Interviews were conducted over the phone by a PhD researcher with relevant experience and focused on 2 topics: participants’ experience with the intervention and the impact of the COVID-19 pandemic on self-care.

Of a total of 33 participants, telephone interviews were conducted with 26 (79%).

The final analysis identified 3 major themes, namely, adapting to maintain self-care, managing emotions, and changing communication with health professionals.

Adapting to maintain self-care was directly related to the pandemic. Participants examined their personal routines to maintain being physically active and complete daily tasks, while also taking steps to prevent virus infections, adapting to changes in medication access, and improving self-care by spending more time at home.

With regard to managing emotions, a common factor for participants was experiencing stress, anxiety, and fear. These included concerns for family members, changes in employment or finances, and unknown factors in terms of medication access. Participants reported using resilience-building strategies for emotions, including keeping perspectives, forfeiting a sense of control, positive affirmations, and avoiding threatening thoughts.

The final theme presented was the ongoing change of communication with health care professionals. During phase 2 and phase 3 participants were commonly willing to engage in remote consultations if they had a previous relationship with their practitioners. Overall, participants reported a benefit from remote appointments.

One of the limitations of the study was the lack of inclusion of underserved populations.

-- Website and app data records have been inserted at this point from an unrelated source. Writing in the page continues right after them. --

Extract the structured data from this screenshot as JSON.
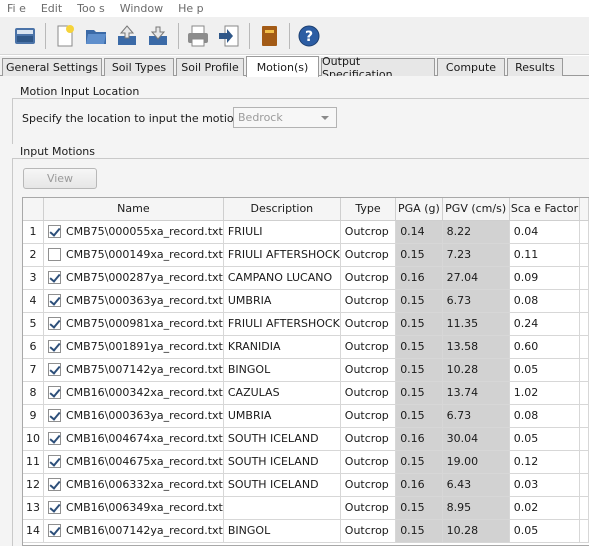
{
  "menu": [
    "Fi e",
    "Edit",
    "Too s",
    "Window",
    "He p"
  ],
  "toolbar": {
    "icons": [
      "disk-stack-icon",
      "new-file-icon",
      "open-folder-icon",
      "import-icon",
      "export-icon",
      "print-icon",
      "run-icon",
      "book-icon",
      "help-icon"
    ]
  },
  "tabs": [
    "General Settings",
    "Soil Types",
    "Soil Profile",
    "Motion(s)",
    "Output Specification",
    "Compute",
    "Results"
  ],
  "active_tab": "Motion(s)",
  "motion_location": {
    "title": "Motion Input Location",
    "label": "Specify the location to input the motion(s):",
    "value": "Bedrock"
  },
  "input_motions": {
    "title": "Input Motions",
    "view_label": "View",
    "columns": [
      "Name",
      "Description",
      "Type",
      "PGA (g)",
      "PGV (cm/s)",
      "Sca e Factor"
    ],
    "rows": [
      {
        "idx": "1",
        "checked": true,
        "name": "CMB75\\000055xa_record.txt",
        "desc": "FRIULI",
        "type": "Outcrop",
        "pga": "0.14",
        "pgv": "8.22",
        "scale": "0.04"
      },
      {
        "idx": "2",
        "checked": false,
        "name": "CMB75\\000149xa_record.txt",
        "desc": "FRIULI AFTERSHOCK",
        "type": "Outcrop",
        "pga": "0.15",
        "pgv": "7.23",
        "scale": "0.11"
      },
      {
        "idx": "3",
        "checked": true,
        "name": "CMB75\\000287ya_record.txt",
        "desc": "CAMPANO LUCANO",
        "type": "Outcrop",
        "pga": "0.16",
        "pgv": "27.04",
        "scale": "0.09"
      },
      {
        "idx": "4",
        "checked": true,
        "name": "CMB75\\000363ya_record.txt",
        "desc": "UMBRIA",
        "type": "Outcrop",
        "pga": "0.15",
        "pgv": "6.73",
        "scale": "0.08"
      },
      {
        "idx": "5",
        "checked": true,
        "name": "CMB75\\000981xa_record.txt",
        "desc": "FRIULI AFTERSHOCK",
        "type": "Outcrop",
        "pga": "0.15",
        "pgv": "11.35",
        "scale": "0.24"
      },
      {
        "idx": "6",
        "checked": true,
        "name": "CMB75\\001891ya_record.txt",
        "desc": "KRANIDIA",
        "type": "Outcrop",
        "pga": "0.15",
        "pgv": "13.58",
        "scale": "0.60"
      },
      {
        "idx": "7",
        "checked": true,
        "name": "CMB75\\007142ya_record.txt",
        "desc": "BINGOL",
        "type": "Outcrop",
        "pga": "0.15",
        "pgv": "10.28",
        "scale": "0.05"
      },
      {
        "idx": "8",
        "checked": true,
        "name": "CMB16\\000342xa_record.txt",
        "desc": "CAZULAS",
        "type": "Outcrop",
        "pga": "0.15",
        "pgv": "13.74",
        "scale": "1.02"
      },
      {
        "idx": "9",
        "checked": true,
        "name": "CMB16\\000363ya_record.txt",
        "desc": "UMBRIA",
        "type": "Outcrop",
        "pga": "0.15",
        "pgv": "6.73",
        "scale": "0.08"
      },
      {
        "idx": "10",
        "checked": true,
        "name": "CMB16\\004674xa_record.txt",
        "desc": "SOUTH ICELAND",
        "type": "Outcrop",
        "pga": "0.16",
        "pgv": "30.04",
        "scale": "0.05"
      },
      {
        "idx": "11",
        "checked": true,
        "name": "CMB16\\004675xa_record.txt",
        "desc": "SOUTH ICELAND",
        "type": "Outcrop",
        "pga": "0.15",
        "pgv": "19.00",
        "scale": "0.12"
      },
      {
        "idx": "12",
        "checked": true,
        "name": "CMB16\\006332xa_record.txt",
        "desc": "SOUTH ICELAND",
        "type": "Outcrop",
        "pga": "0.16",
        "pgv": "6.43",
        "scale": "0.03"
      },
      {
        "idx": "13",
        "checked": true,
        "name": "CMB16\\006349xa_record.txt",
        "desc": "",
        "type": "Outcrop",
        "pga": "0.15",
        "pgv": "8.95",
        "scale": "0.02"
      },
      {
        "idx": "14",
        "checked": true,
        "name": "CMB16\\007142ya_record.txt",
        "desc": "BINGOL",
        "type": "Outcrop",
        "pga": "0.15",
        "pgv": "10.28",
        "scale": "0.05"
      }
    ]
  }
}
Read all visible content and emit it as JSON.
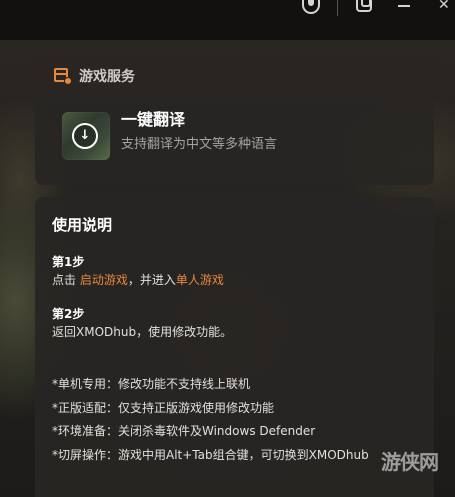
{
  "service_card": {
    "title": "游戏服务",
    "item": {
      "title": "一键翻译",
      "subtitle": "支持翻译为中文等多种语言"
    }
  },
  "guide": {
    "title": "使用说明",
    "step1": {
      "label": "第1步",
      "prefix": "点击 ",
      "link1": "启动游戏",
      "middle": "，并进入",
      "link2": "单人游戏"
    },
    "step2": {
      "label": "第2步",
      "text": "返回XMODhub，使用修改功能。"
    },
    "notes": [
      "*单机专用：修改功能不支持线上联机",
      "*正版适配：仅支持正版游戏使用修改功能",
      "*环境准备：关闭杀毒软件及Windows Defender",
      "*切屏操作：游戏中用Alt+Tab组合键，可切换到XMODhub"
    ]
  },
  "watermark": "游侠网",
  "colors": {
    "accent": "#e8883a",
    "card_bg": "#282623",
    "text_primary": "#ffffff",
    "text_secondary": "#a6a29c"
  },
  "icons": {
    "titlebar": [
      "app-logo-icon",
      "settings-icon",
      "minimize-icon",
      "close-icon"
    ],
    "service": "game-box-icon",
    "translate": "download-circle-icon"
  }
}
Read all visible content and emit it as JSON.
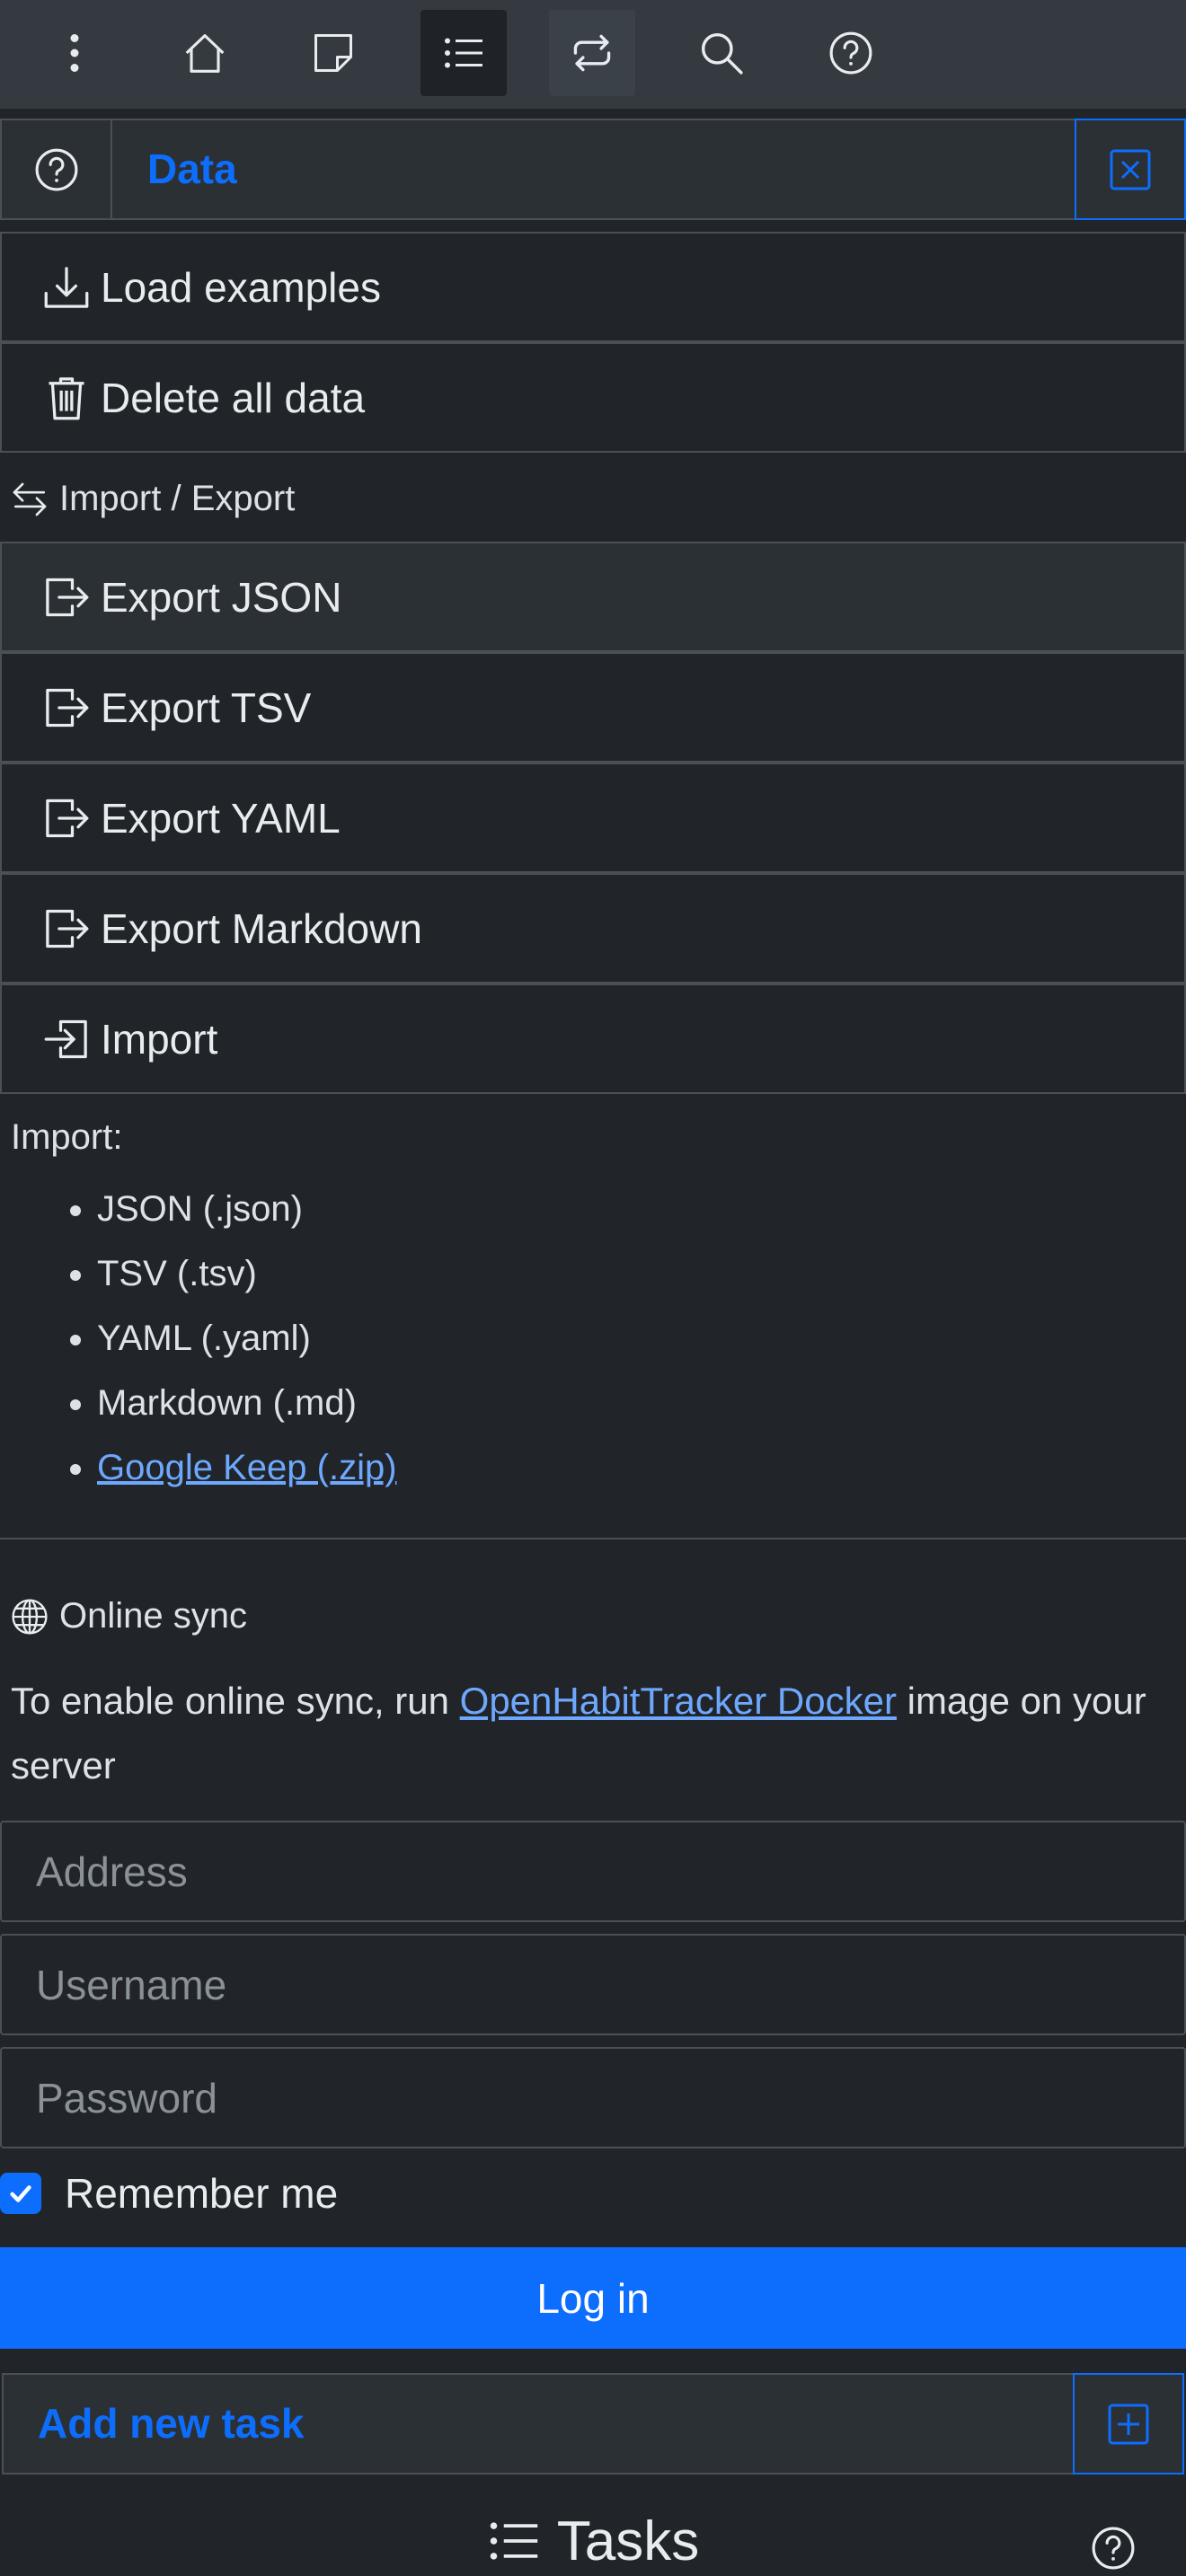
{
  "toolbar": {
    "items": [
      {
        "name": "menu-icon"
      },
      {
        "name": "home-icon"
      },
      {
        "name": "sticky-note-icon"
      },
      {
        "name": "list-icon",
        "active": true
      },
      {
        "name": "repeat-icon"
      },
      {
        "name": "search-icon"
      },
      {
        "name": "help-icon"
      }
    ]
  },
  "panel": {
    "title": "Data"
  },
  "data_actions": {
    "load_examples": "Load examples",
    "delete_all": "Delete all data"
  },
  "import_export": {
    "heading": "Import / Export",
    "export_json": "Export JSON",
    "export_tsv": "Export TSV",
    "export_yaml": "Export YAML",
    "export_markdown": "Export Markdown",
    "import": "Import",
    "formats_label": "Import:",
    "formats": [
      "JSON (.json)",
      "TSV (.tsv)",
      "YAML (.yaml)",
      "Markdown (.md)"
    ],
    "formats_link": "Google Keep (.zip)"
  },
  "sync": {
    "heading": "Online sync",
    "text_before": "To enable online sync, run ",
    "link": "OpenHabitTracker Docker",
    "text_after": " image on your server",
    "address_placeholder": "Address",
    "username_placeholder": "Username",
    "password_placeholder": "Password",
    "remember_me": "Remember me",
    "remember_checked": true,
    "login": "Log in"
  },
  "tasks": {
    "add_new": "Add new task",
    "title": "Tasks"
  },
  "colors": {
    "accent": "#0d6efd",
    "link": "#6ea8fe",
    "background": "#212529",
    "toolbar": "#343a40",
    "border": "#495057"
  }
}
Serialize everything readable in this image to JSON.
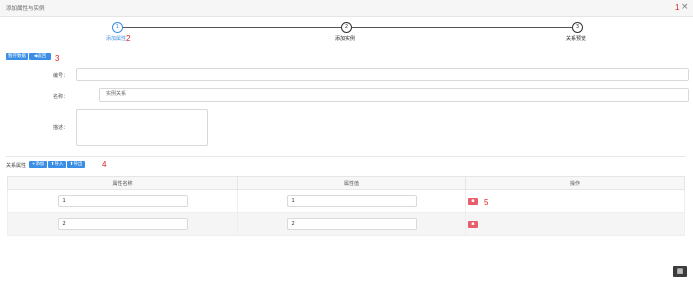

Researchers concluded, “The findings reveal opportunities to further examine remote consultations to optimize patient engagement and care.”

Reference

Leese J, Backman LC, Ma KJ, et al. Experiences of self-care during the COVID‐19 pandemic among individuals with rheumatoid arthritis: a qualitative study. Wiley. Published online August 17, 2021. doi:10.1111/hex.13341